WHAT THE TASK REQUIRES: Looking through the listing that follows, count the lines that contain "Customer" and give only that number.

DATA IN THIS EXERCISE:
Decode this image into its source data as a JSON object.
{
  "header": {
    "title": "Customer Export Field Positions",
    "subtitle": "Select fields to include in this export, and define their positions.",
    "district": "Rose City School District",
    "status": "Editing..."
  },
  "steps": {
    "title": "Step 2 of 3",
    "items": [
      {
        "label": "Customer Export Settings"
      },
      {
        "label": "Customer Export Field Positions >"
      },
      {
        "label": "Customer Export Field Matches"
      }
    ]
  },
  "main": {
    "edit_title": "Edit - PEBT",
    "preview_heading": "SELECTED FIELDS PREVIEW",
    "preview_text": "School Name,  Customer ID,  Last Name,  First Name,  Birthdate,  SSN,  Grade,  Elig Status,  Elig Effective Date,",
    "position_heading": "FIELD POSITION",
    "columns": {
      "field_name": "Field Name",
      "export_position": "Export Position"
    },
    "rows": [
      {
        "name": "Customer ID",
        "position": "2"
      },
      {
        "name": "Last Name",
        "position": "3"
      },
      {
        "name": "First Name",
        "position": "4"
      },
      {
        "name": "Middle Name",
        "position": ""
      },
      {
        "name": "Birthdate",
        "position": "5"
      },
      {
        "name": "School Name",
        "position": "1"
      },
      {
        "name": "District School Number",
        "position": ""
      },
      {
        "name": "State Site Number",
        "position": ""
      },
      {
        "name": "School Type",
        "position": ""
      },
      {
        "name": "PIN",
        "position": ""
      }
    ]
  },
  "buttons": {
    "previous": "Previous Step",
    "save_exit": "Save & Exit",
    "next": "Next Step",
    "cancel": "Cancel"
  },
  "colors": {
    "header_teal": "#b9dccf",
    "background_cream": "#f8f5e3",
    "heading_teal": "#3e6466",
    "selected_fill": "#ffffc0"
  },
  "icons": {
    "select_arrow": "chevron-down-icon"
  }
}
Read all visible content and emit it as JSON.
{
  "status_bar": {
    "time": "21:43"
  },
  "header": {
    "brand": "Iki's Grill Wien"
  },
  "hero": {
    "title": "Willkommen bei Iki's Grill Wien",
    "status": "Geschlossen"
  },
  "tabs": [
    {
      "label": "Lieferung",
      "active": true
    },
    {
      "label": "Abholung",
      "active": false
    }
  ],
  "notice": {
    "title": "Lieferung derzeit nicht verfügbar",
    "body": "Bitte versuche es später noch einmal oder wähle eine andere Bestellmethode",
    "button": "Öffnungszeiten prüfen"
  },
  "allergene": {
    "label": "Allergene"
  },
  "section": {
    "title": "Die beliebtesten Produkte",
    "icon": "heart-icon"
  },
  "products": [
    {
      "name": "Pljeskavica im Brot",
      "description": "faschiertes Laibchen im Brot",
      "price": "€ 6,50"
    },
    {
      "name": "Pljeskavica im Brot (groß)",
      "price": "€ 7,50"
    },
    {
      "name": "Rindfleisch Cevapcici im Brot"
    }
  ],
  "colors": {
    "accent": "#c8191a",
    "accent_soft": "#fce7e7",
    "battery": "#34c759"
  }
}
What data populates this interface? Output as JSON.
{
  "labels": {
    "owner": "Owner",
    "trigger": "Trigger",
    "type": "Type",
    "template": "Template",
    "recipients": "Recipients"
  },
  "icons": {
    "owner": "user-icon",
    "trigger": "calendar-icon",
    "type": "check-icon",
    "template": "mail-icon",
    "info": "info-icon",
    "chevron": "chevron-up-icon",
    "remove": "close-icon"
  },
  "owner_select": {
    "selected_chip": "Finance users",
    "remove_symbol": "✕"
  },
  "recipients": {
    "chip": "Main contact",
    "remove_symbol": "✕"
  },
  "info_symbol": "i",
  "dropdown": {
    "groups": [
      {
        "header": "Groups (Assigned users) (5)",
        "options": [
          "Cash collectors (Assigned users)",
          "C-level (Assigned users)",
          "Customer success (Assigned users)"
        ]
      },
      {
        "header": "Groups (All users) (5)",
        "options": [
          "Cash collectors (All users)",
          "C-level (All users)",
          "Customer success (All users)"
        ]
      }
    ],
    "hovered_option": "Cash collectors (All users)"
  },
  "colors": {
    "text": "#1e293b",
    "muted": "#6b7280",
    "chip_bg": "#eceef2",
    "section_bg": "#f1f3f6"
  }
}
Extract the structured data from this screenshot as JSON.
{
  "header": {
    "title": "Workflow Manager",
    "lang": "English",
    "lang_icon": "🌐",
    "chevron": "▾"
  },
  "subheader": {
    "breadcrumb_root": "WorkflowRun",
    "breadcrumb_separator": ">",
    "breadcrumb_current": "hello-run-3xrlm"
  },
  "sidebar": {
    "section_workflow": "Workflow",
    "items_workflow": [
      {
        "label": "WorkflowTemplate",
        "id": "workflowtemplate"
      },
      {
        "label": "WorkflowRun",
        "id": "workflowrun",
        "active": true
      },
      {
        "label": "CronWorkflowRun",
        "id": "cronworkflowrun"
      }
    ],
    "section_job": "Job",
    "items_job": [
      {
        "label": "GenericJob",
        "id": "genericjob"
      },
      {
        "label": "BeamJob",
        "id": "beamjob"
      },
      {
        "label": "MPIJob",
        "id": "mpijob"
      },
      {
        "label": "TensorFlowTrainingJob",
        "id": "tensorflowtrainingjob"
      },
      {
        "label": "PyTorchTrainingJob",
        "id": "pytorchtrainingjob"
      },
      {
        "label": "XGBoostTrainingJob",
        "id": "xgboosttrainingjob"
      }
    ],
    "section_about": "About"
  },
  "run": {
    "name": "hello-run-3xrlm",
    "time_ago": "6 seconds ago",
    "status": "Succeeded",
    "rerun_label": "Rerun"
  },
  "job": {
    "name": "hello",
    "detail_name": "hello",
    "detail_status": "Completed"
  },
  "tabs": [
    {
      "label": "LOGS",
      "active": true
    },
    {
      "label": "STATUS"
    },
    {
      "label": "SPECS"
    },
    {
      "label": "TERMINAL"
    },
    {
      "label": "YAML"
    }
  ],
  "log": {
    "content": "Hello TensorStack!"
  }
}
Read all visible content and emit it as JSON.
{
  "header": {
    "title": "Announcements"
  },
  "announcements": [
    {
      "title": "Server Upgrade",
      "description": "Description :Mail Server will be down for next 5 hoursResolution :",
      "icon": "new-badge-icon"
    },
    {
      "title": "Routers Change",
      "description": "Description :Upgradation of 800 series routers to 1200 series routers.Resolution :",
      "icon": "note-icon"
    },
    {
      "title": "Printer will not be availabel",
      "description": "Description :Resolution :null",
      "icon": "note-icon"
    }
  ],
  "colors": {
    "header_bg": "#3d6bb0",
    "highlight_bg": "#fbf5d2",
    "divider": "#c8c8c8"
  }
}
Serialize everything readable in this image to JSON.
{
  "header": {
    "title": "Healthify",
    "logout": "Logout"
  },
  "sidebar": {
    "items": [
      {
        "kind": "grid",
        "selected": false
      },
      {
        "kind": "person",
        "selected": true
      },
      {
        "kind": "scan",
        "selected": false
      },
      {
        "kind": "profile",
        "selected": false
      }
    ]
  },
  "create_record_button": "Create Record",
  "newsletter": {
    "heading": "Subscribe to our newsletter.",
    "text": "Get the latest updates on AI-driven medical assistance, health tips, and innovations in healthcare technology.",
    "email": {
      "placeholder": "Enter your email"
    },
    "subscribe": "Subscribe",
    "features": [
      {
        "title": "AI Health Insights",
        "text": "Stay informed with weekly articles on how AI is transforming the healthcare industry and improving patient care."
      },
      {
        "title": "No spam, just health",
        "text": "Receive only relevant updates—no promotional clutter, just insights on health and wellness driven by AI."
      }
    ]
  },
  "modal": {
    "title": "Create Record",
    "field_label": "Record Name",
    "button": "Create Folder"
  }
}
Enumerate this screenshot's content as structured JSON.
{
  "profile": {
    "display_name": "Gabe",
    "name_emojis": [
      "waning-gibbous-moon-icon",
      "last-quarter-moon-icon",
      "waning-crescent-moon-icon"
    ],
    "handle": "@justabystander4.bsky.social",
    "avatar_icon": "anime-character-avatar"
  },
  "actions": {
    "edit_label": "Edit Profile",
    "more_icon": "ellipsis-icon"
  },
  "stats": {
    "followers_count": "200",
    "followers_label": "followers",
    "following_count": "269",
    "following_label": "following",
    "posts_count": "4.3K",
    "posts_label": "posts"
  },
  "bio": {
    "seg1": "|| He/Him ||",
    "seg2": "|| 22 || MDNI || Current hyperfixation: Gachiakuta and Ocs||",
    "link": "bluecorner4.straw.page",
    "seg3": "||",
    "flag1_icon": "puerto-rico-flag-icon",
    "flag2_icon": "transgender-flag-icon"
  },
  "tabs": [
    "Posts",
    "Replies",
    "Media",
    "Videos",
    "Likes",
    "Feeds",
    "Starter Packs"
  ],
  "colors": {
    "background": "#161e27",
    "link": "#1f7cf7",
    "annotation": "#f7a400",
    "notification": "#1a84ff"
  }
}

RESPONSE TO THIS EXERCISE: 8